Do you know what I miss about 80s movies? I miss main titles that looked like they were actually made out of metal. Like where the letters themselves have bolts in them as though they were constructed out of some seriously tough steel. That was a cool thing that 80s movies used to do, ELIMINATORS included of course. You know what else I miss about 80s movies? Cyborgs. Sure I know cyborgs haven't gone away, but the days of the practical FX makeup cyborgs have. ELIMINATORS opens on a close-up of a cyborg's eye and then it pulls back. Cyborg-eye close-up opening shots never became a thing and that's a shame as it's a potent way to kick off your motion picture. Leave it to another Charles Band production to start like that. And by the way, I love that I have the context now of what it means to be a Charles Band production. When I first saw ELIMINATORS on VHS when I was a kid, I'm sure it never occurred to me that it was a low-budget affair. Any movie with action, shooting and martial arts as well as science fiction elements has plenty of production value in my mind.
In the world of ELIMINATORS, the cyborg is known as a "Mandroid". Charles Band movies often tend to have a good sense of gadgets and tech toys that the characters within them can make use of. In the case of ELIMINATORS, we get to see the Mandroid using hor wrist laser. (And other arm attachments) and driving around in his mobile unit (basically he has tank treads instead of legs). This feels like one of the higher budgeted Band productions so it makes for a fun time. The Mandroid ultimately gathers a ragtag team of misfits (a scientist, her pet robot, a ninja and a riverboat captain) to attempt to thwart the evil plan of one seriously bad dude.
The cast is cool and memorable and features Andrew Prine, and Denise Crosby. Crosby's presence in particular (and her connection to STAR TREK) and the films sci-fi nature has contributed to this movie's cult following.
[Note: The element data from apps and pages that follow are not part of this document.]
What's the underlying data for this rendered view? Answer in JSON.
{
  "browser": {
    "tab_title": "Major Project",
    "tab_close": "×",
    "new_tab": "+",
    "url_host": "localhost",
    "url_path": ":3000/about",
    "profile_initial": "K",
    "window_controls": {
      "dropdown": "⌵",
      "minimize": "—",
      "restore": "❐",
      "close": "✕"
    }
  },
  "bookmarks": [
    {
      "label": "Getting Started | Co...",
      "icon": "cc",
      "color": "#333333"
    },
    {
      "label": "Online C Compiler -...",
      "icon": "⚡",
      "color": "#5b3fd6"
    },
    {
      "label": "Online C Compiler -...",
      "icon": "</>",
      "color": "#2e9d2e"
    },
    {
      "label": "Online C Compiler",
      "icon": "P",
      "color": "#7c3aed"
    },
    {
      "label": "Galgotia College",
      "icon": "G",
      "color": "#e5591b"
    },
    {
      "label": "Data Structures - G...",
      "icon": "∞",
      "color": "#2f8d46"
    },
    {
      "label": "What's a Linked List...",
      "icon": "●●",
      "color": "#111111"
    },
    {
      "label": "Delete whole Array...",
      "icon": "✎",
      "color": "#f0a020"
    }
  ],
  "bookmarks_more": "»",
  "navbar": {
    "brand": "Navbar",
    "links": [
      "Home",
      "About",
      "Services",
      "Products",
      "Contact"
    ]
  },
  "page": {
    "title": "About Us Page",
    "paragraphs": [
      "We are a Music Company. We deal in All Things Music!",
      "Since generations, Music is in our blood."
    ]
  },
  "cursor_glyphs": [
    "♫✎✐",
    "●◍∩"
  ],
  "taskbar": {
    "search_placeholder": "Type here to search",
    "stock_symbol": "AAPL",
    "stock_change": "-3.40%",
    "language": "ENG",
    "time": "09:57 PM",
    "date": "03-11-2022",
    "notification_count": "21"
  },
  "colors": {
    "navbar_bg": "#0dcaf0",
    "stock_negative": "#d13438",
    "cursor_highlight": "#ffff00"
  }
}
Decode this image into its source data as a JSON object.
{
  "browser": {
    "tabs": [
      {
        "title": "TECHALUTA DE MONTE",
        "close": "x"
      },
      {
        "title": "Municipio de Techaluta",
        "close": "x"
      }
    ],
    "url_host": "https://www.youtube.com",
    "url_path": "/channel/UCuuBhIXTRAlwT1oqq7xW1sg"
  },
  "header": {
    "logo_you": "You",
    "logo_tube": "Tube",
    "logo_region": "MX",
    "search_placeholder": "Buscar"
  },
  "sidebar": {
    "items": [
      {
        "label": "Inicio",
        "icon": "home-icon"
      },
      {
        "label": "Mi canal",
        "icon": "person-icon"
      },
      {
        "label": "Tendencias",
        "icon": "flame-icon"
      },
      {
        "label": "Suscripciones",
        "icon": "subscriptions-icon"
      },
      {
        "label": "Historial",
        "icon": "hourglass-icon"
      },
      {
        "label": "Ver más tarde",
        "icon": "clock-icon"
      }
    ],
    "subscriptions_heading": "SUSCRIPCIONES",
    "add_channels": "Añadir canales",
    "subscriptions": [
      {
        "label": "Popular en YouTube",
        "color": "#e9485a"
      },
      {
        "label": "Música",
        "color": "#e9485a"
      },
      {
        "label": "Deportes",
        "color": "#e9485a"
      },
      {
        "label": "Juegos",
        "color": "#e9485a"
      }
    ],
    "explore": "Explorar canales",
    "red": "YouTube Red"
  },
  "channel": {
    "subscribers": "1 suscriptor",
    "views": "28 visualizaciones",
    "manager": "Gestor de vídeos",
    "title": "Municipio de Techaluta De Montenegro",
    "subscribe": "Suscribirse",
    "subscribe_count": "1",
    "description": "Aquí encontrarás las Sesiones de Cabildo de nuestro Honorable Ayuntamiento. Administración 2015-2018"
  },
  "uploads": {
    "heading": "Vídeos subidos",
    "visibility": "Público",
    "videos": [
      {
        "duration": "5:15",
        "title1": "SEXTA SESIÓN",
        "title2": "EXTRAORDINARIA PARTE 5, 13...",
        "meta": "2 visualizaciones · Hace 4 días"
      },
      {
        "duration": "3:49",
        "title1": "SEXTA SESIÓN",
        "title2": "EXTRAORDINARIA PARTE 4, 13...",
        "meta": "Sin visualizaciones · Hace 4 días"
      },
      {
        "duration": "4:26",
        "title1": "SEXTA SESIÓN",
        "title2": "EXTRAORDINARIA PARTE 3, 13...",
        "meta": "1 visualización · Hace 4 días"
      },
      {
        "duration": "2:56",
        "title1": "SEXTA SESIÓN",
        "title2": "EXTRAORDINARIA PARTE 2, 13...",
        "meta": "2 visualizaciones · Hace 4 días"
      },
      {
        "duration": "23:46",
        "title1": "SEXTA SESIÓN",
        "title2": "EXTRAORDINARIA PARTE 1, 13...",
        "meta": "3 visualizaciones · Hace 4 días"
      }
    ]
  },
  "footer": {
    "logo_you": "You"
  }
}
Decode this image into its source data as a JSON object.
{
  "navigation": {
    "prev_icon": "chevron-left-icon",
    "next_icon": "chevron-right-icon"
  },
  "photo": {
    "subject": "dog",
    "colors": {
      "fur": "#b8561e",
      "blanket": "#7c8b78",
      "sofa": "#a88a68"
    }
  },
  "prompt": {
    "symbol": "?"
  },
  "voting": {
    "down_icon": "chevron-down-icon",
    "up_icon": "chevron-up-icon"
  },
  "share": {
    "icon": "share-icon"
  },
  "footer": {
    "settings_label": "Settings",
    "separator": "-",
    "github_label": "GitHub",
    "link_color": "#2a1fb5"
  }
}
Special Features:
-A New Interview director Peter Manoogian.
Buy this Double Feature on Blu-ray here:

1 comment:

Franco Macabro said...

Wow cool, a bunch of cheezy fun! Can't wait to see Nightmares, I saw that one when I was a little kid and it spooked me to hell! Loved that video game story with Emilio Estevez!